## [What to do]
Report how many lines of the records below include the word "icon". Give nothing but the number.
*** Opening of Exercise inputs ***
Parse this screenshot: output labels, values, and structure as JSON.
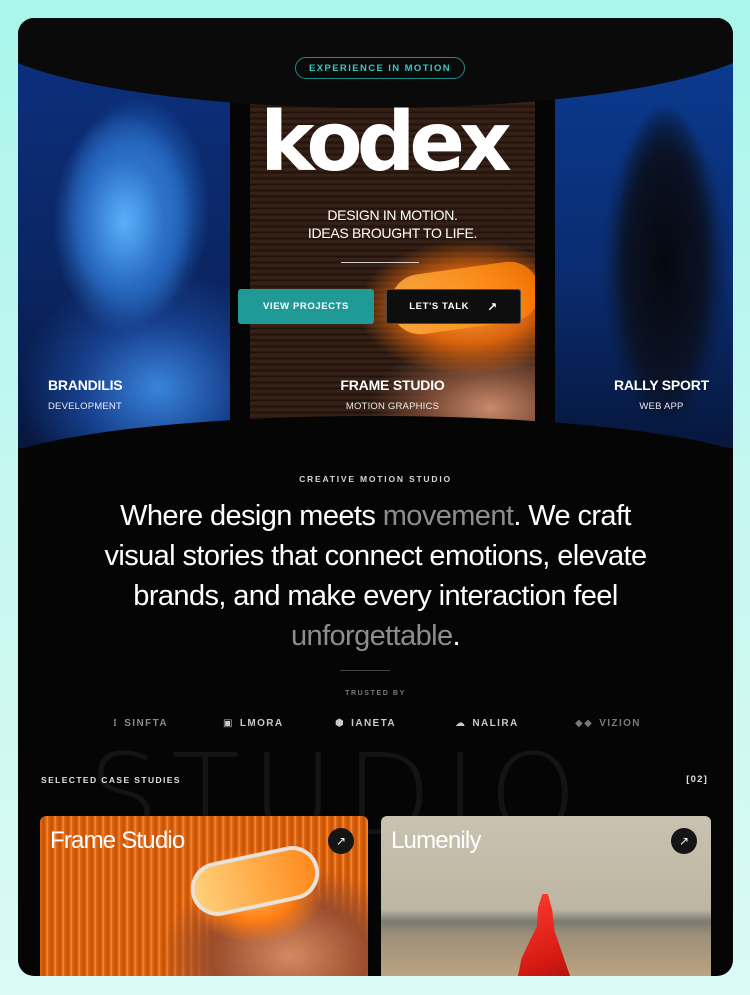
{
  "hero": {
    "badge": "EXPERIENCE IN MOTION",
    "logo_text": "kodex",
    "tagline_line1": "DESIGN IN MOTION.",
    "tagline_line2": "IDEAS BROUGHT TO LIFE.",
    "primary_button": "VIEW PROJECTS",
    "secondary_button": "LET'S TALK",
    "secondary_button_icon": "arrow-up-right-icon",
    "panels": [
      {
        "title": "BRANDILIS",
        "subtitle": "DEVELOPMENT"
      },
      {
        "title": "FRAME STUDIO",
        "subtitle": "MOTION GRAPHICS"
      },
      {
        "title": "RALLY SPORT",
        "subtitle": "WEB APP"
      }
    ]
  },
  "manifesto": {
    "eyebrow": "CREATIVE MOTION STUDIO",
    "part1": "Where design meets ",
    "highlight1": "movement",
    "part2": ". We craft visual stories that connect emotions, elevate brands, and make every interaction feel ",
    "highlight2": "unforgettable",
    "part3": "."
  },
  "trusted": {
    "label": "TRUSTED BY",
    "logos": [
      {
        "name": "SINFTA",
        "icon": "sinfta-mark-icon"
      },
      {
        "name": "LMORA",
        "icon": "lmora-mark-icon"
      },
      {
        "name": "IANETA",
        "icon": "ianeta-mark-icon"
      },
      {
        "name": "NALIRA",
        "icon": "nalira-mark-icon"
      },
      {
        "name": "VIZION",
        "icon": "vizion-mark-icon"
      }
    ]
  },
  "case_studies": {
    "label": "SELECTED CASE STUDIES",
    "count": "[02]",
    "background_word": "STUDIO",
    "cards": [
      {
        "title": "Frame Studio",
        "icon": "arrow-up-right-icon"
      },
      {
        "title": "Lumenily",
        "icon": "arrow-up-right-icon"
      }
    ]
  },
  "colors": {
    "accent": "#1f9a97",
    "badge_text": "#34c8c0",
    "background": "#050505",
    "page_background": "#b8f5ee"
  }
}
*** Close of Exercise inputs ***
## [Solution for this task]
8